The basic idea dates back to 1915 (it's called 'rotoscoping', credited to Max Fleischer, creator of Betty Boop and the first Popeye cartoons): shoot the actors live, trace over the footage frame by frame, and you've got a cartoon.

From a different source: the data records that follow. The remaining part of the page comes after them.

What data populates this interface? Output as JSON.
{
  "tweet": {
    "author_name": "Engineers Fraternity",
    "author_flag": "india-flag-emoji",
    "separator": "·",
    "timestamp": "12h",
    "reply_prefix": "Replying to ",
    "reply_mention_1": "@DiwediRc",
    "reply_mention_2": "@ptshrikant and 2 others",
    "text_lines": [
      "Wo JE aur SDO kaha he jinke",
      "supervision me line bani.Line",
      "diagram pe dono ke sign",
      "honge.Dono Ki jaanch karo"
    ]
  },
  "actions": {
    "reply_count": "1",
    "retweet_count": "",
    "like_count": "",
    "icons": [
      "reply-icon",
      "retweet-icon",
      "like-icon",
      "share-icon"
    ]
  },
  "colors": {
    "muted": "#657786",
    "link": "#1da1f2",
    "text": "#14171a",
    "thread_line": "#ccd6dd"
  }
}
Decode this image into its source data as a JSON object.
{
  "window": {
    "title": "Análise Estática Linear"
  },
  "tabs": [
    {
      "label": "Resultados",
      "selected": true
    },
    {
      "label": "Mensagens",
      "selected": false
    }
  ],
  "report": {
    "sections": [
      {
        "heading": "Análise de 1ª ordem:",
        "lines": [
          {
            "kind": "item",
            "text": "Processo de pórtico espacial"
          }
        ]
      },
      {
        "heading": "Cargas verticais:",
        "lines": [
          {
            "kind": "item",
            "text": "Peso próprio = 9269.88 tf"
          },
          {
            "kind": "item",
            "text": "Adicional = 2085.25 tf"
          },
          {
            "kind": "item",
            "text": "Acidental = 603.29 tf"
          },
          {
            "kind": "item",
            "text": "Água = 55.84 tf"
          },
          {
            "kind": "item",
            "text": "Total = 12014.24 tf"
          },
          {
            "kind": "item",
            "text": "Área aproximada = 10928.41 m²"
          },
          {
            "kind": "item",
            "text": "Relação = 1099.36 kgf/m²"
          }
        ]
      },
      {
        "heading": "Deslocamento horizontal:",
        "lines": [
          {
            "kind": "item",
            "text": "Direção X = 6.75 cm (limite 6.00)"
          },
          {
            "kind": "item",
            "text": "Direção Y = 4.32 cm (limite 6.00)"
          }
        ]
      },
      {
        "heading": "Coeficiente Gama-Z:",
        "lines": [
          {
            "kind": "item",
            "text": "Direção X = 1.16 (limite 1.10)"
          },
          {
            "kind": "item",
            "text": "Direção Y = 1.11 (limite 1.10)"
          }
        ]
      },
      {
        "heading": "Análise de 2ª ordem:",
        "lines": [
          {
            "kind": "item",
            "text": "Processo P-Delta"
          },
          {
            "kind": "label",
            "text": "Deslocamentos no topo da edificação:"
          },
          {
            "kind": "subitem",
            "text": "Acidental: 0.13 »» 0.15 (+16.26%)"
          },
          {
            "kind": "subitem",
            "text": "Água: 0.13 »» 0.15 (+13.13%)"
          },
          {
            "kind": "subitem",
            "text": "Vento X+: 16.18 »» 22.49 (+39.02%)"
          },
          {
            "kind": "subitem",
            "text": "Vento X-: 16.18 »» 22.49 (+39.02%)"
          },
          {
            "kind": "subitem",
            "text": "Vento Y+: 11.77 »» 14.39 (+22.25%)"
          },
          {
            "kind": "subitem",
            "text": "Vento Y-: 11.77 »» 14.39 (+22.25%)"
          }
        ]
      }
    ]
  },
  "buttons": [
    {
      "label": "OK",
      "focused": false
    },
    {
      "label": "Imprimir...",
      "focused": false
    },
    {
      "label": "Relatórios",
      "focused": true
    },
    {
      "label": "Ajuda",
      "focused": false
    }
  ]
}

Linklater's rotoscoping technique was more high-tech. He fed footage of actors in humdrum settings into one of those fancy-schmancy computer programs, which turned each photograph into a stylised 'painting' consisting of regions of flat colour, giving the final film the appearance of a screen-printed poster (or a comic book without black lines separating the figures) brought to life. In the words of one critic: 'Staring at the screen is like reading a book on a water bed on a raft floating in the middle of the Atlantic.' This wasn't meant as a compliment, but it's probably what Linklater was trying for. In a story like this you wouldn't want anything to appear too solid. It's about - if anything - dreams. The unnamed protagonist is trapped in a dream (actually a dream-within-a-dream) which he is trying to wake from, and as he searches for the key to the nature of dreams he stumbles from one weirdo intent on broadcasting his or her view on existence or illusion or the meaning of life or some such, to the next. If I haven't made Waking Life sound like the oddest thing on our program, I haven't described it properly.